From the records, report how many lines hold the word "JSON", with the number as the sole reply.

▶ **INPUT MATERIAL**
===============
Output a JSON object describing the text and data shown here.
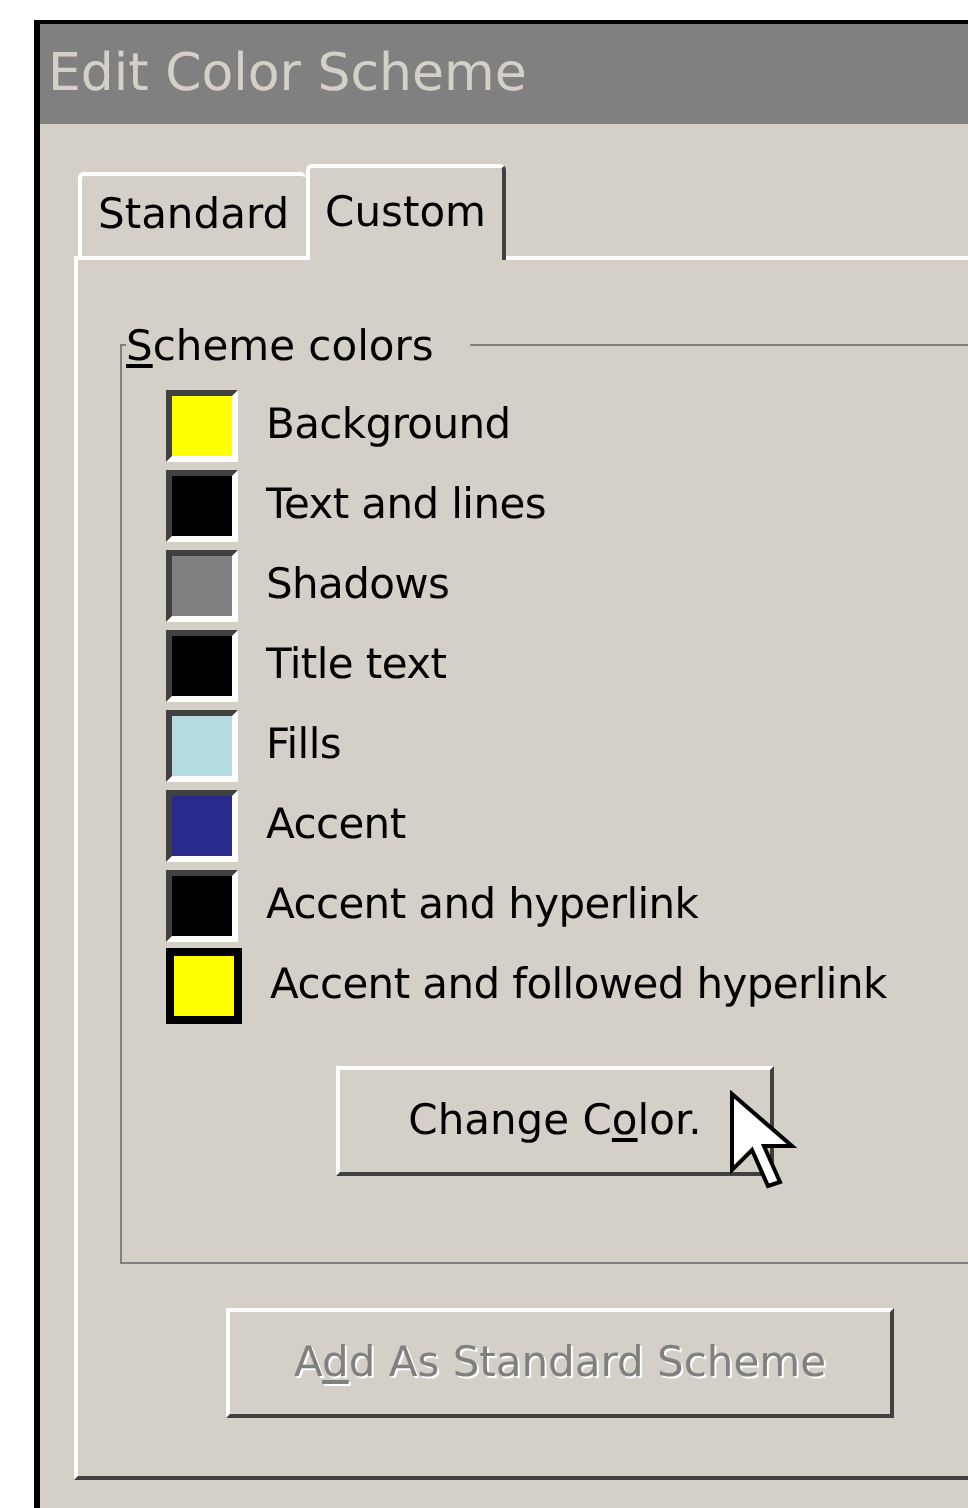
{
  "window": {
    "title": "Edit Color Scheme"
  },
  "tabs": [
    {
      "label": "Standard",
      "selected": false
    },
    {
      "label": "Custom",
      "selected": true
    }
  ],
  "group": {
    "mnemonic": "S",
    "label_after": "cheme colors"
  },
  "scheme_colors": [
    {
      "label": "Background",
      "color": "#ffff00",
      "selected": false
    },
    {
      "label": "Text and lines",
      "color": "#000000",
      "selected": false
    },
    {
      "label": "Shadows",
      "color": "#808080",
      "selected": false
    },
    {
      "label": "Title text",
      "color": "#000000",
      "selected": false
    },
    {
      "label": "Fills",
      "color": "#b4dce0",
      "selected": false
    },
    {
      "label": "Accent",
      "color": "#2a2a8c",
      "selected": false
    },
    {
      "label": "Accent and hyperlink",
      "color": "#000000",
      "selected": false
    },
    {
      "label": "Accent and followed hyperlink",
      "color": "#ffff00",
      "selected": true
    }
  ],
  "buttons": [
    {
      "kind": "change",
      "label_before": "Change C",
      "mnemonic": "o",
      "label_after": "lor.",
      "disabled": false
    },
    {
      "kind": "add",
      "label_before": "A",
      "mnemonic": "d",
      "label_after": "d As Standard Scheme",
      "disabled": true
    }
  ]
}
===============
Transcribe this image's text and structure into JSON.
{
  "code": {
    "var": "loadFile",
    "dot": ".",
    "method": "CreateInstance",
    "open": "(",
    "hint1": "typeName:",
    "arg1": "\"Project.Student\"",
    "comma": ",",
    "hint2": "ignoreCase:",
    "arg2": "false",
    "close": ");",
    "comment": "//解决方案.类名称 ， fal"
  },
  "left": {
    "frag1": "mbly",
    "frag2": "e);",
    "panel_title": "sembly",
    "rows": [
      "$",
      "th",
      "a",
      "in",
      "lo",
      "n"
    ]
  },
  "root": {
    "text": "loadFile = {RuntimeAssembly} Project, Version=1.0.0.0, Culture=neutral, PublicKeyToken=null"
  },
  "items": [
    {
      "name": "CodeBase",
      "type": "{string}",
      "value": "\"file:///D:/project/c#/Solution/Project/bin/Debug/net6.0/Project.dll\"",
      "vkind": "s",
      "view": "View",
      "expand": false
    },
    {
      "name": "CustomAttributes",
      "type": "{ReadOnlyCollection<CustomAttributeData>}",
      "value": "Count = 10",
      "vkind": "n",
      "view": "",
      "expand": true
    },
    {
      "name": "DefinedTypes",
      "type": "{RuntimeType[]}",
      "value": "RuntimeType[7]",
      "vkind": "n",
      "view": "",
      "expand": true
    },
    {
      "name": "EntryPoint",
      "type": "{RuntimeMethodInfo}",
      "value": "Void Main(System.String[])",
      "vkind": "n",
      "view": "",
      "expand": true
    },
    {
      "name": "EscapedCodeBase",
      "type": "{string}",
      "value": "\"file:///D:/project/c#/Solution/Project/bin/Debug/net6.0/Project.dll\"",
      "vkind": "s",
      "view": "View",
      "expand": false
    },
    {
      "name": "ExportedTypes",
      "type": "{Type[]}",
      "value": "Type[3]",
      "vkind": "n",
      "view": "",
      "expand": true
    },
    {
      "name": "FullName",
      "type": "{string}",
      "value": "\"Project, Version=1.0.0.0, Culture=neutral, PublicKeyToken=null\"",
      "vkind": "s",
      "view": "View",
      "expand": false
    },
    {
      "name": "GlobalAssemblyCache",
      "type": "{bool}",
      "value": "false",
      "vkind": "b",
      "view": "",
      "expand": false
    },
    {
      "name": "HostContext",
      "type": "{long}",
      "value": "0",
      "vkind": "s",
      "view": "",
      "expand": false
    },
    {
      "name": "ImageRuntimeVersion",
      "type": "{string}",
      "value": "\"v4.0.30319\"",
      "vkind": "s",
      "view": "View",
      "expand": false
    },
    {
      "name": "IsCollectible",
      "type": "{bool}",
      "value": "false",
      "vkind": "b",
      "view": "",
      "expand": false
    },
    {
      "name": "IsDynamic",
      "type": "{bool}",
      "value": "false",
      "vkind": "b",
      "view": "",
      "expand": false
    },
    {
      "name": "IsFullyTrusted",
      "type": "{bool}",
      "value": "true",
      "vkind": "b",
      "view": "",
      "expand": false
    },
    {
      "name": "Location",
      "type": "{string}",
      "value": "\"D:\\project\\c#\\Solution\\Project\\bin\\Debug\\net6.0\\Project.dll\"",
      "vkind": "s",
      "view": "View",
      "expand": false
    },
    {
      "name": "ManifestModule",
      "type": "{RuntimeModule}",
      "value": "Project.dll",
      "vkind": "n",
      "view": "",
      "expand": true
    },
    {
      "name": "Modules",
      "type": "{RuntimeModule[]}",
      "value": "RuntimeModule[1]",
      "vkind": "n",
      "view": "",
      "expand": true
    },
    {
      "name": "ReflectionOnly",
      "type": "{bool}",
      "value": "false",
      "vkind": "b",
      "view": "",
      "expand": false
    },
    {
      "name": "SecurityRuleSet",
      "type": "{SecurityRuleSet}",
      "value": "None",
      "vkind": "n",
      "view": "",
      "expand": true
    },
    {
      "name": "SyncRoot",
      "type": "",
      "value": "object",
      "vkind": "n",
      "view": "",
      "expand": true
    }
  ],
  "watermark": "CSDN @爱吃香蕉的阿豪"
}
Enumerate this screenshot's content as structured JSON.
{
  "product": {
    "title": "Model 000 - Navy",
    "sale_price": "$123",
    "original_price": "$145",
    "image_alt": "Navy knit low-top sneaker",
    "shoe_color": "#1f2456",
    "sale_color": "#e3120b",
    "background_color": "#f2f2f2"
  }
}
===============
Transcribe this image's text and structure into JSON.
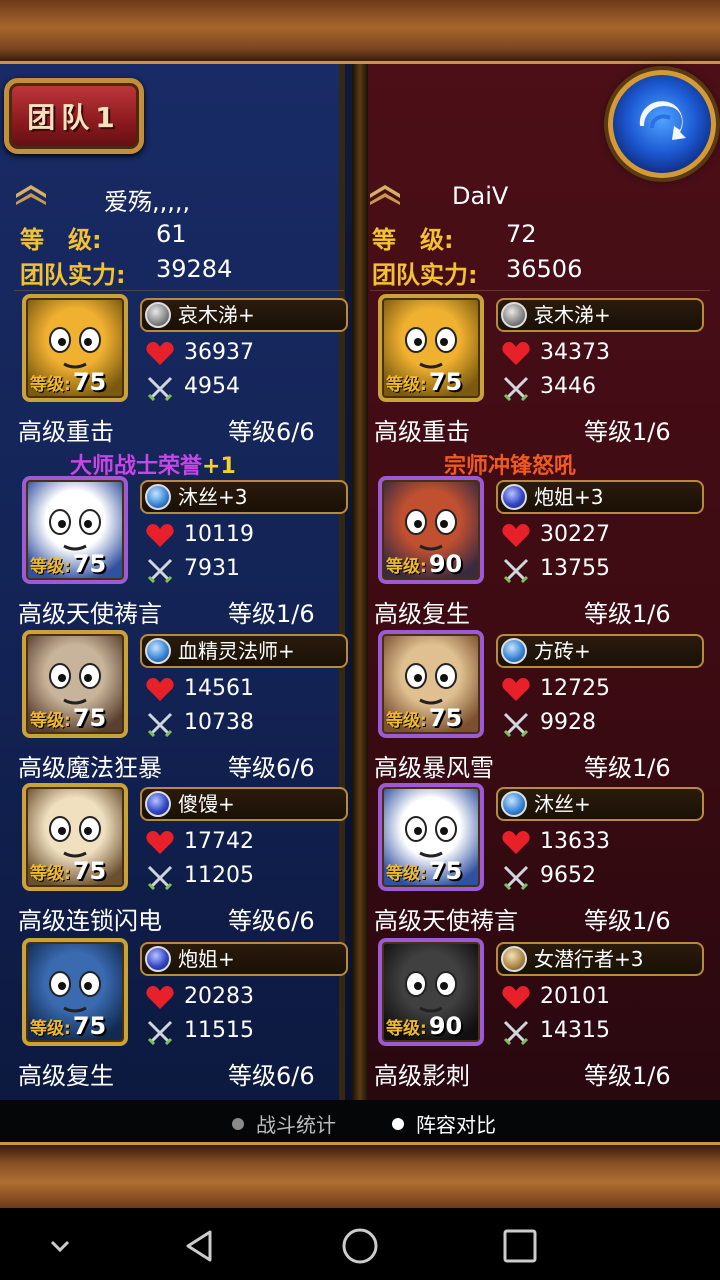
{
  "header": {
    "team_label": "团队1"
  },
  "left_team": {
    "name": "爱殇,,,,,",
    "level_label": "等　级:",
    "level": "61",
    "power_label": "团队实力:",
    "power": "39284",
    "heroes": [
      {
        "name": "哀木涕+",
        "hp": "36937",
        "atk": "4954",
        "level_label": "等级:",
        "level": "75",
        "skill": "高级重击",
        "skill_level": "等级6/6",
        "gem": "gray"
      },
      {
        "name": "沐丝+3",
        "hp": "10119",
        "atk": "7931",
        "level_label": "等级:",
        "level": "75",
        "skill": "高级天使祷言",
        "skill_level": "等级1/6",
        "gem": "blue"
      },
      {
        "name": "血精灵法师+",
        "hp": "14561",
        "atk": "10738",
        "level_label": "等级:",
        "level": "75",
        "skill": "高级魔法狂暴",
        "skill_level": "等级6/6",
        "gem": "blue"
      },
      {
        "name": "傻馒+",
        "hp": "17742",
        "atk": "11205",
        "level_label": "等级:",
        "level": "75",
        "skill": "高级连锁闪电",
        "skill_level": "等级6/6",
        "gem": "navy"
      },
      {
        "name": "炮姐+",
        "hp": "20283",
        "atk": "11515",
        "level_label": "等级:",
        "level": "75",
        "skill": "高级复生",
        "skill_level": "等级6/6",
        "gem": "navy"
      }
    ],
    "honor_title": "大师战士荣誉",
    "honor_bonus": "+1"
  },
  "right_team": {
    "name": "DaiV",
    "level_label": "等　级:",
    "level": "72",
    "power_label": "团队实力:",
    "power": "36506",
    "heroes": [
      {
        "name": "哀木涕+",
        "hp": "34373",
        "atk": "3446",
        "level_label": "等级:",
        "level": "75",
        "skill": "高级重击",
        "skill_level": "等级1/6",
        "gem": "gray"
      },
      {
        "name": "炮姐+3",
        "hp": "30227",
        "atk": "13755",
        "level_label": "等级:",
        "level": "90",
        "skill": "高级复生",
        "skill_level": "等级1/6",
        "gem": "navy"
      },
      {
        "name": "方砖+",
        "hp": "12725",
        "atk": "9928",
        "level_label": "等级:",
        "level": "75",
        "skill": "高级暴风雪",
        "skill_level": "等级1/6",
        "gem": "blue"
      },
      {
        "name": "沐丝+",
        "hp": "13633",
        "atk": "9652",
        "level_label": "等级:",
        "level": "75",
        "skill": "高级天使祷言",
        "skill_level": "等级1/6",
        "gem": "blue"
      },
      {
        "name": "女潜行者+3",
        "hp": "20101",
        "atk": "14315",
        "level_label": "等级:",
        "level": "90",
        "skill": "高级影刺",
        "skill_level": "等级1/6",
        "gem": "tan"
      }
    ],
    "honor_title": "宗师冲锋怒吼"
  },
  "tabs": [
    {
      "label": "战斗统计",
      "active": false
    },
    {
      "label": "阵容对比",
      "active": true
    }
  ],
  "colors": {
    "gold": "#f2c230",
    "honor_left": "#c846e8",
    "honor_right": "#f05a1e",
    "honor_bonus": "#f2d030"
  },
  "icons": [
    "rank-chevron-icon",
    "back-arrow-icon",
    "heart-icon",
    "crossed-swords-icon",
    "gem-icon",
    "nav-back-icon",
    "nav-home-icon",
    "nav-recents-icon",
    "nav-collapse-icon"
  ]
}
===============
▶ **TASK ANSWER**
4